* Exercise details
Only an exact copy of every record counts as an answer.

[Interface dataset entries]

BEGIN

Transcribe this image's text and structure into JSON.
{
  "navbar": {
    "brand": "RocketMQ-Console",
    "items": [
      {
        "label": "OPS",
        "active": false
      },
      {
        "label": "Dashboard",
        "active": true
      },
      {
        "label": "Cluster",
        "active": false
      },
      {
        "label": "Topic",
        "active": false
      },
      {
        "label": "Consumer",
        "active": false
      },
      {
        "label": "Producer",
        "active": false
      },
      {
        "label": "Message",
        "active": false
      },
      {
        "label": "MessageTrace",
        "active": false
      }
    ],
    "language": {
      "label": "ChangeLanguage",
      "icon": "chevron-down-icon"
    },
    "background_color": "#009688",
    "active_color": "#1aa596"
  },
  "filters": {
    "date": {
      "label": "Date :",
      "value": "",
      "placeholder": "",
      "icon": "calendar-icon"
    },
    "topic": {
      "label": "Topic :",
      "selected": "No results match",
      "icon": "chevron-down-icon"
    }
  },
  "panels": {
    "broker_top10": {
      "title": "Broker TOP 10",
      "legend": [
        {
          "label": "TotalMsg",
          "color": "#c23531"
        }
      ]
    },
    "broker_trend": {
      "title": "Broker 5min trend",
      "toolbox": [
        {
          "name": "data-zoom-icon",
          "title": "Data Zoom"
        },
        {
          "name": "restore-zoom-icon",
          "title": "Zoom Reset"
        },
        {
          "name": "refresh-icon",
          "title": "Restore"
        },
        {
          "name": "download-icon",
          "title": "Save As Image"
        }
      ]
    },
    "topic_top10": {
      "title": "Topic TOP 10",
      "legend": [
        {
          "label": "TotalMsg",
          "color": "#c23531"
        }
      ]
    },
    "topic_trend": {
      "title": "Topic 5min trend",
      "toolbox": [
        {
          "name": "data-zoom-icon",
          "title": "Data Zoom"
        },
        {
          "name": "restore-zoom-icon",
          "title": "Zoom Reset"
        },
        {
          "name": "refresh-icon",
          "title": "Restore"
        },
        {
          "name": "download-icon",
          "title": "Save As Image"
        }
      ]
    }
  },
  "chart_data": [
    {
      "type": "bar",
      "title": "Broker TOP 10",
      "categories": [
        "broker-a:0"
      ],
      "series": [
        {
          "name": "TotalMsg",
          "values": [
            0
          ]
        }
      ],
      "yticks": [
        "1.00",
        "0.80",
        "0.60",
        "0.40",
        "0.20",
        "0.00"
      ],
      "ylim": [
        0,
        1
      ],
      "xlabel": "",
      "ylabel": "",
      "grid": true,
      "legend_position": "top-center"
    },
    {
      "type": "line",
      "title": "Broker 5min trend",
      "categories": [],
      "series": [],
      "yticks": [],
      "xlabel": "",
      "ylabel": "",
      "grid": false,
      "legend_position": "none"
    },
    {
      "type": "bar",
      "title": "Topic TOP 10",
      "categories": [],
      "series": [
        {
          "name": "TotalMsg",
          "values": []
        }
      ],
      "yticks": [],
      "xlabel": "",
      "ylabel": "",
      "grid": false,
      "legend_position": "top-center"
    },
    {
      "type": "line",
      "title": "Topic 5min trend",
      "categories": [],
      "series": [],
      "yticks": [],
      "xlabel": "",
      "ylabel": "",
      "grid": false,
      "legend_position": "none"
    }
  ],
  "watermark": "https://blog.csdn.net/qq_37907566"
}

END

* Output below
Transcribe this image's text and structure into JSON.
{
  "navbar": {
    "brand": "RocketMQ-Console",
    "items": [
      {
        "label": "OPS",
        "active": false
      },
      {
        "label": "Dashboard",
        "active": true
      },
      {
        "label": "Cluster",
        "active": false
      },
      {
        "label": "Topic",
        "active": false
      },
      {
        "label": "Consumer",
        "active": false
      },
      {
        "label": "Producer",
        "active": false
      },
      {
        "label": "Message",
        "active": false
      },
      {
        "label": "MessageTrace",
        "active": false
      }
    ],
    "language": {
      "label": "ChangeLanguage",
      "icon": "chevron-down-icon"
    },
    "background_color": "#009688",
    "active_color": "#1aa596"
  },
  "filters": {
    "date": {
      "label": "Date :",
      "value": "",
      "placeholder": "",
      "icon": "calendar-icon"
    },
    "topic": {
      "label": "Topic :",
      "selected": "No results match",
      "icon": "chevron-down-icon"
    }
  },
  "panels": {
    "broker_top10": {
      "title": "Broker TOP 10",
      "legend": [
        {
          "label": "TotalMsg",
          "color": "#c23531"
        }
      ]
    },
    "broker_trend": {
      "title": "Broker 5min trend",
      "toolbox": [
        {
          "name": "data-zoom-icon",
          "title": "Data Zoom"
        },
        {
          "name": "restore-zoom-icon",
          "title": "Zoom Reset"
        },
        {
          "name": "refresh-icon",
          "title": "Restore"
        },
        {
          "name": "download-icon",
          "title": "Save As Image"
        }
      ]
    },
    "topic_top10": {
      "title": "Topic TOP 10",
      "legend": [
        {
          "label": "TotalMsg",
          "color": "#c23531"
        }
      ]
    },
    "topic_trend": {
      "title": "Topic 5min trend",
      "toolbox": [
        {
          "name": "data-zoom-icon",
          "title": "Data Zoom"
        },
        {
          "name": "restore-zoom-icon",
          "title": "Zoom Reset"
        },
        {
          "name": "refresh-icon",
          "title": "Restore"
        },
        {
          "name": "download-icon",
          "title": "Save As Image"
        }
      ]
    }
  },
  "chart_data": [
    {
      "type": "bar",
      "title": "Broker TOP 10",
      "categories": [
        "broker-a:0"
      ],
      "series": [
        {
          "name": "TotalMsg",
          "values": [
            0
          ]
        }
      ],
      "yticks": [
        "1.00",
        "0.80",
        "0.60",
        "0.40",
        "0.20",
        "0.00"
      ],
      "ylim": [
        0,
        1
      ],
      "xlabel": "",
      "ylabel": "",
      "grid": true,
      "legend_position": "top-center"
    },
    {
      "type": "line",
      "title": "Broker 5min trend",
      "categories": [],
      "series": [],
      "yticks": [],
      "xlabel": "",
      "ylabel": "",
      "grid": false,
      "legend_position": "none"
    },
    {
      "type": "bar",
      "title": "Topic TOP 10",
      "categories": [],
      "series": [
        {
          "name": "TotalMsg",
          "values": []
        }
      ],
      "yticks": [],
      "xlabel": "",
      "ylabel": "",
      "grid": false,
      "legend_position": "top-center"
    },
    {
      "type": "line",
      "title": "Topic 5min trend",
      "categories": [],
      "series": [],
      "yticks": [],
      "xlabel": "",
      "ylabel": "",
      "grid": false,
      "legend_position": "none"
    }
  ],
  "watermark": "https://blog.csdn.net/qq_37907566"
}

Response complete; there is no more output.